“It could, but first of all, he’s got 20 years in this league. We might not have six players who have 20 years in this league combined. He has that privilege. From a coaching standpoint, I want Kobe to be Kobe. Other guys haven’t earned that right, yet. So when it gets to their hands and it’s sticking and you’re a first or second or third year player, you haven’t earned that right yet.
“We’re going to keep talking about that on the offensive end as far as moving the ball and moving our bodies and sharing the ball and being a little bit more unselfish as a basketball team because I don’t think we’re doing it maliciously. I think guys want to win and they want to do the right things but they just don’t know how to go about it.”

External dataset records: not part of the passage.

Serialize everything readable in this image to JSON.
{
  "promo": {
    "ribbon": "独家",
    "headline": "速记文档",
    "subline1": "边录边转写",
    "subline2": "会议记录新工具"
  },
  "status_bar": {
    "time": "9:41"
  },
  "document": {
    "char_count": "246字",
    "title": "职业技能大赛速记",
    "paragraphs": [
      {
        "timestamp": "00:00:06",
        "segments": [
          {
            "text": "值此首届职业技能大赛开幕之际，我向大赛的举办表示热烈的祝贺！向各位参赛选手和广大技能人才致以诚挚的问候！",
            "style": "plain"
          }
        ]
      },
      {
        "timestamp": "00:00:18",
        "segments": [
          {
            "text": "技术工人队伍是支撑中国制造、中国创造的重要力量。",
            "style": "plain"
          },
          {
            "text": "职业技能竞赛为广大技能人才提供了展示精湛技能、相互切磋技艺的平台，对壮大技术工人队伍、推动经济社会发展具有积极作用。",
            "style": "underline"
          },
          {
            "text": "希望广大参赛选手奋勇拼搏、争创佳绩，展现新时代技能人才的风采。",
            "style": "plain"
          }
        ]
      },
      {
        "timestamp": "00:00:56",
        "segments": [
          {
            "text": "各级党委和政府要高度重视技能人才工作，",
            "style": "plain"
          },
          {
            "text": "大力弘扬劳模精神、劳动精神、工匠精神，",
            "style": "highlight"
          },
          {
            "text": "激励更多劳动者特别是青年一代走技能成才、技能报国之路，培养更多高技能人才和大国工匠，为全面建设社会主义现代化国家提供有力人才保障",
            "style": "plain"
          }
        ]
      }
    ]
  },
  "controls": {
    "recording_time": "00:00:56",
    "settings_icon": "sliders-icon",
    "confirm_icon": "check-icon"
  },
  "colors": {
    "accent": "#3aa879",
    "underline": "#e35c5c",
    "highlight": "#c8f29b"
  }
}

This has been the concern with the Lakers, and it gets lumped onto Kobe’s plate far too often. Scott’s hiring was an effort to remind people that the Lakers were once great and he was a peer of Bryant’s who could help rein him in if necessary. The need is there, and instead of finding ways to control Kobe’s play on the court, Scott is simply allowing it to happen and point to Bryant’s Basketball-Reference page as an excuse for why it’s acceptable.
He’s become Kobe’s personal assistant, instead of his coach in many respects. This is the issue. Against Portland Sunday night, Kobe took 10 shots in the first quarter of the game, making just three. The offense was mediocre, the defense was bad, and the Lakers found themselves in a familiar hole. They’re the worst first-quarter team in the NBA this season with a net rating of minus-13.7 per 100 possessions.
Bryant takes the most shots for the Lakers in first quarters, but shoots just 31.6 percent. I get that Scott wants Kobe to be Kobe and to set the tone by doing his thing. The majority of us watching these Lakers games want the same thing. Unfortunately, that’s not going to happen. It hasn’t happened in three years.
This isn’t a fraternity where you get to do things because you’ve been there for a long time. Everything should be about the quality of play on the court and not creating a country club mentality. The Lakers are ranked 28th in both offense and defense. Who is holding Scott accountable as he pretends to hold others accountable?
Byron Scott appears to be running a fraternity and not a basketball team. (USATSI)